Honestly? I'm afraid to stop. For more than a year, I have been hard at work at changing the way I think (no victims live here anymore!), changing my relationships, changing my life. Having experienced at least periods of major depression for most of life, controlled now by meds, I have the fear that if I am still for too long, I won't even be able to get out of bed. There have been times when I was close, but never quite that bad. I can't have that, now, not with kids who depend on me.

I don't believe I'm close to that, not quite. Only, I'm so tired. All I really want is to regroup, but life keeps going, so I have to keep going, too. Maybe that's exactly what keeps the complete paralysis at bay. got used to it - to being everlastingly tightened up to face things, you see.
- Harriet Vane Wimsey, in Busman's Honeymoon (Dorothy L. Sayers)
The point to everything has been to create a life to live, not merely to bear. I think I'm getting there. In the meantime, I realized I never post poems or stories, or fragments of them.
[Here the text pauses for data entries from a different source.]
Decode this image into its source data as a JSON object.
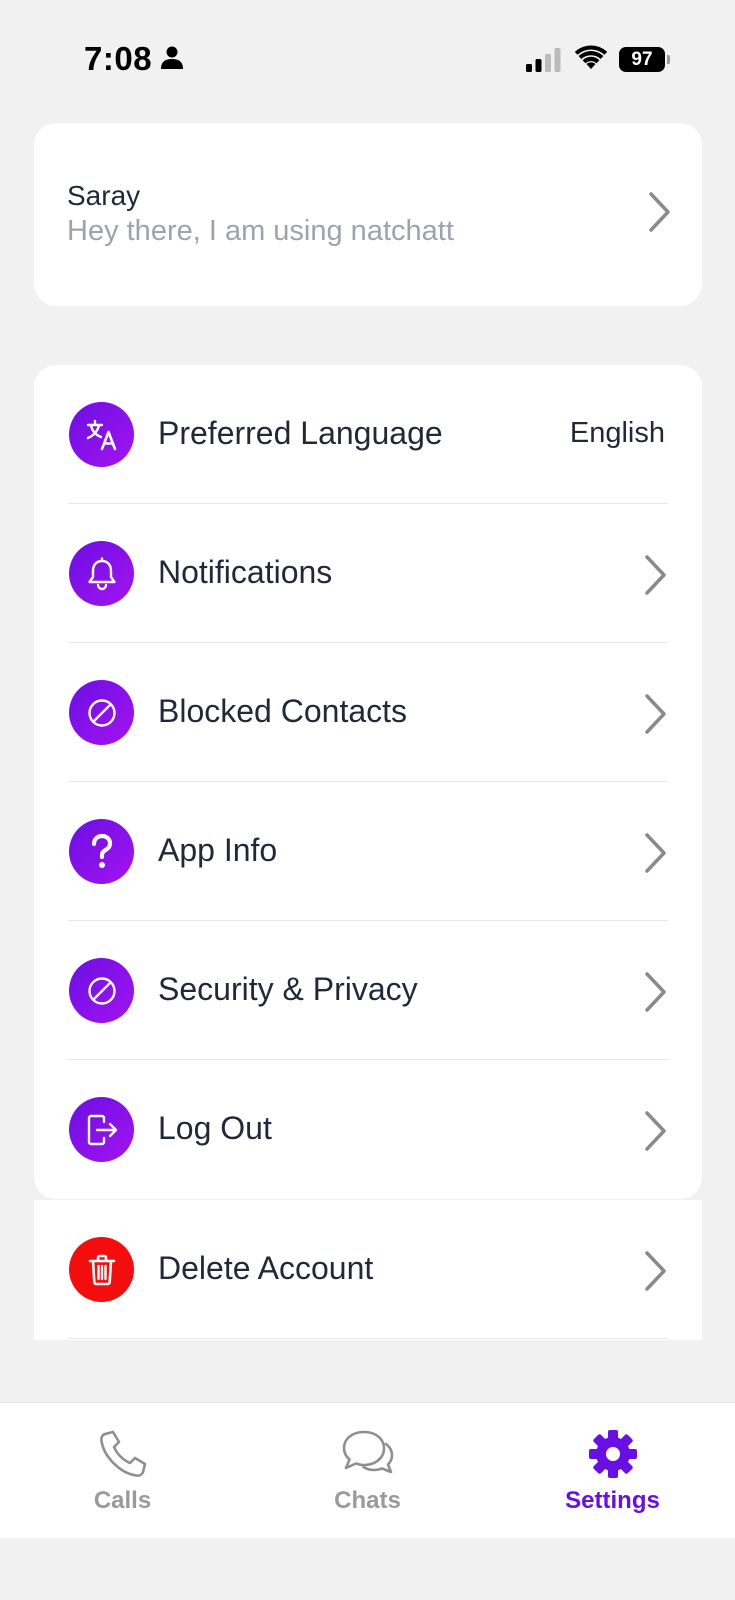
{
  "status_bar": {
    "time": "7:08",
    "battery": "97"
  },
  "profile": {
    "name": "Saray",
    "status": "Hey there, I am using natchatt"
  },
  "settings": {
    "items": [
      {
        "label": "Preferred Language",
        "value": "English",
        "icon": "translate-icon"
      },
      {
        "label": "Notifications",
        "icon": "bell-icon"
      },
      {
        "label": "Blocked Contacts",
        "icon": "block-icon"
      },
      {
        "label": "App Info",
        "icon": "question-icon"
      },
      {
        "label": "Security & Privacy",
        "icon": "block-icon"
      },
      {
        "label": "Log Out",
        "icon": "logout-icon"
      }
    ],
    "delete": {
      "label": "Delete Account",
      "icon": "trash-icon"
    }
  },
  "tab_bar": {
    "tabs": [
      {
        "label": "Calls",
        "icon": "phone-icon"
      },
      {
        "label": "Chats",
        "icon": "chat-bubbles-icon"
      },
      {
        "label": "Settings",
        "icon": "gear-icon",
        "active": true
      }
    ]
  },
  "colors": {
    "accent": "#6a0fe3",
    "accent_gradient_end": "#a513f0",
    "danger": "#f40d0d",
    "background": "#f1f1f1",
    "inactive_tab": "#9a9a9a"
  }
}
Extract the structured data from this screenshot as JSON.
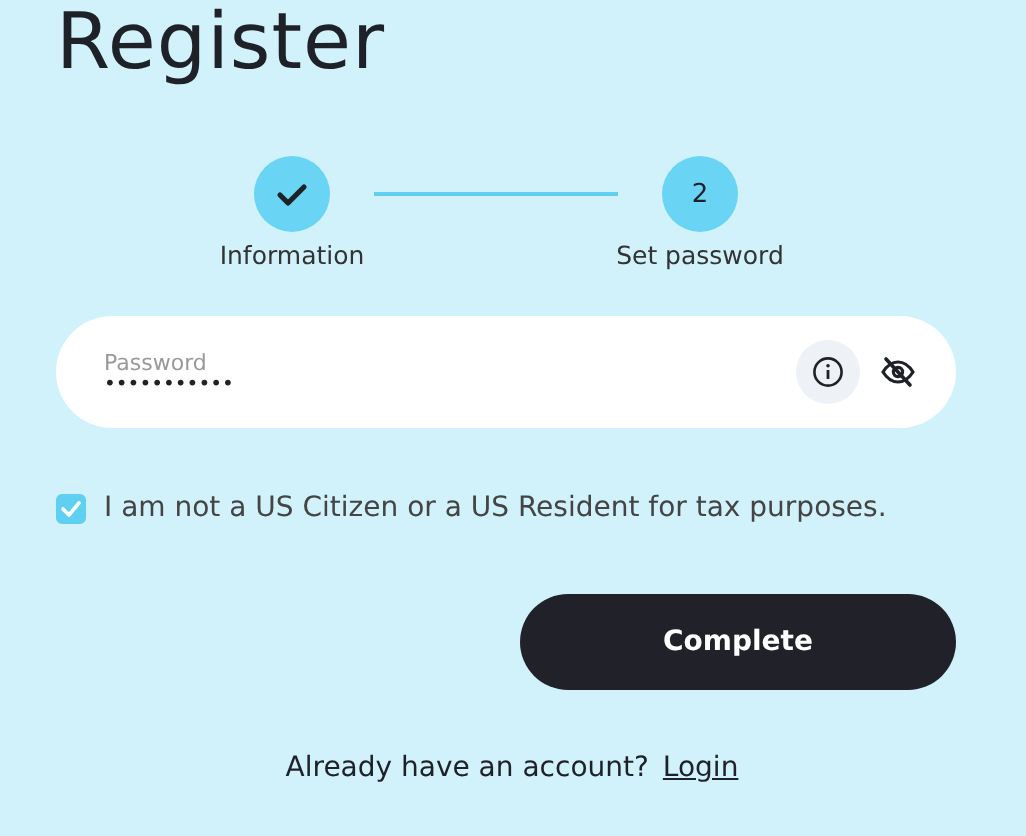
{
  "title": "Register",
  "steps": [
    {
      "label": "Information",
      "done": true
    },
    {
      "label": "Set password",
      "number": "2",
      "done": false
    }
  ],
  "password_field": {
    "label": "Password",
    "value": "•••••••••••",
    "visible": false
  },
  "consent": {
    "label": "I am not a US Citizen or a US Resident for tax purposes.",
    "checked": true
  },
  "submit": "Complete",
  "footer": {
    "text": "Already have an account?",
    "link": "Login"
  }
}
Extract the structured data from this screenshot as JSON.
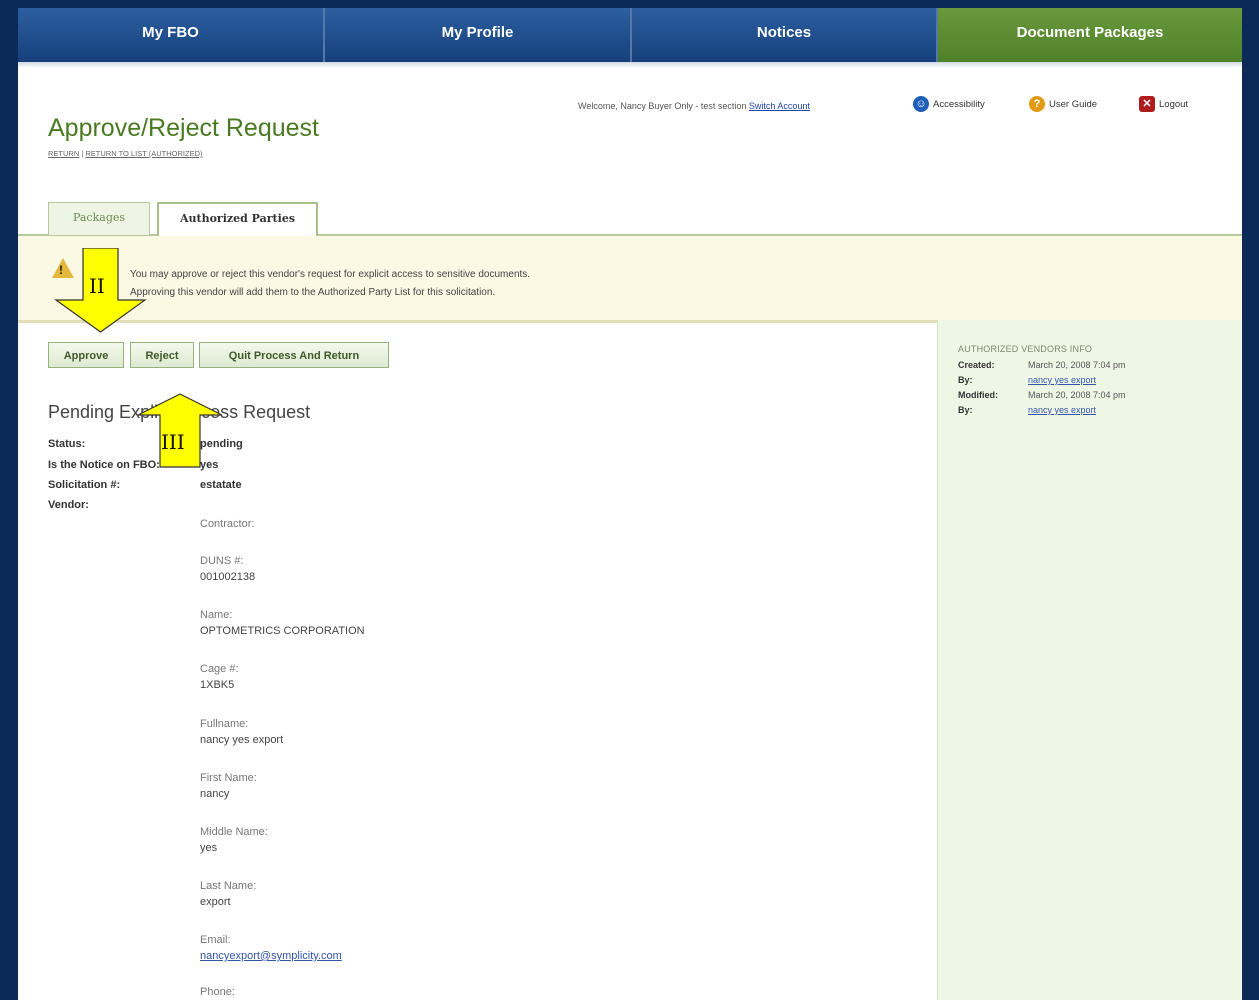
{
  "nav": {
    "tabs": [
      {
        "label": "My FBO"
      },
      {
        "label": "My Profile"
      },
      {
        "label": "Notices"
      },
      {
        "label": "Document Packages"
      }
    ]
  },
  "header": {
    "welcome_text": "Welcome, Nancy Buyer Only - test section",
    "switch_account": "Switch Account",
    "accessibility": "Accessibility",
    "user_guide": "User Guide",
    "logout": "Logout"
  },
  "page": {
    "title": "Approve/Reject Request",
    "crumb_return": "RETURN",
    "crumb_separator": "|",
    "crumb_return_list": "RETURN TO LIST (AUTHORIZED)"
  },
  "tabs": [
    {
      "label": "Packages"
    },
    {
      "label": "Authorized Parties"
    }
  ],
  "alert": {
    "line1": "You may approve or reject this vendor's request for explicit access to sensitive documents.",
    "line2": "Approving this vendor will add them to the Authorized Party List for this solicitation."
  },
  "buttons": {
    "approve": "Approve",
    "reject": "Reject",
    "quit": "Quit Process And Return"
  },
  "info_panel": {
    "title": "AUTHORIZED VENDORS INFO",
    "created_label": "Created:",
    "created_value": "March 20, 2008 7:04 pm",
    "by_label": "By:",
    "created_by": "nancy yes export",
    "modified_label": "Modified:",
    "modified_value": "March 20, 2008 7:04 pm",
    "modified_by": "nancy yes export"
  },
  "request": {
    "section_title": "Pending Explicit Access Request",
    "status_label": "Status:",
    "status_value": "pending",
    "notice_label": "Is the Notice on FBO:",
    "notice_value": "yes",
    "solicitation_label": "Solicitation #:",
    "solicitation_value": "estatate",
    "vendor_label": "Vendor:",
    "vendor": {
      "contractor_label": "Contractor:",
      "duns_label": "DUNS #:",
      "duns_value": "001002138",
      "name_label": "Name:",
      "name_value": "OPTOMETRICS CORPORATION",
      "cage_label": "Cage #:",
      "cage_value": "1XBK5",
      "fullname_label": "Fullname:",
      "fullname_value": "nancy yes export",
      "first_label": "First Name:",
      "first_value": "nancy",
      "middle_label": "Middle Name:",
      "middle_value": "yes",
      "last_label": "Last Name:",
      "last_value": "export",
      "email_label": "Email:",
      "email_value": "nancyexport@symplicity.com",
      "phone_label": "Phone:"
    }
  },
  "annotations": {
    "arrow_down_label": "II",
    "arrow_up_label": "III",
    "arrow_color": "#ffff00"
  }
}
It was time to make that change; better to post things that aren't so good and get better than to hold off and never get there.

Friday, January 8, 2010


After the eleven or
twelve years together,
the end exposed a power
each had used
to hold on so long:
she to imagine
and he to pretend.

the second shortest poem I've ever written,
work property of the author

Friday, January 1, 2010

"I Wish You Were Still Married"

Today, as I dabbed on a little makeup in the bathroom and my 9-year-old Peanut sat in the tub, he pointed out to me that his dad loves me. "I wish you were still married," he told me.

"Why do you wish that?" I asked, as neutrally as possible.

"Because he doesn't live with us anymore, and we used to do stuff together and it was fun." Peanut started. Really? I thought, is that how you remember it? By the last year we were together, it seemed to me that when Dad was off the couch and not stoned on pain meds, we were arguing. Or, I was taking the kids out to do things on my own. Granted, my own recollection might be biased, just like the Peanut's is biased, just in the opposite direction.

"Besides," he added, "you told him about the divorce on a Sunday. You could have at least waited until Monday or something."

"Why would that be better?" I asked him.

"Because it was in church, where people get married."

Wow. That is a touch of irony that had not occurred to me, and I am surprised that Peanut thought of it. I explained that at church, where I had told my exhusband I wanted the divorce, the pastor and other people were there to offer friendship and support to him. Clearly I was not the person to offer anything.

What I did not tell our son is that at the time, given the mood swings and tension that were commonplace, I deliberately chose church as the setting, as a safe place. I anticipated yelling, probably throwing things, possibly even striking. I didn't really expect it to go that badly, but was prepared for the possibility. It was better all around to talk somewhere with people around, though we used the library for some privacy.

It caught me off guard when Peanut brought it up today. I hope I succeeded in acknowledging his feelings as valid and important. It was more difficult than I had ever imagined, not spelling out why the marriage ended, why I used a public place to protect myself from the yelling, belittling, dramatic outbursts that had become common. Let it be hard for him to understand, I thought, rather than understand too much. My life is healing, and the Peanut needs time for his idea of life and of family to recover.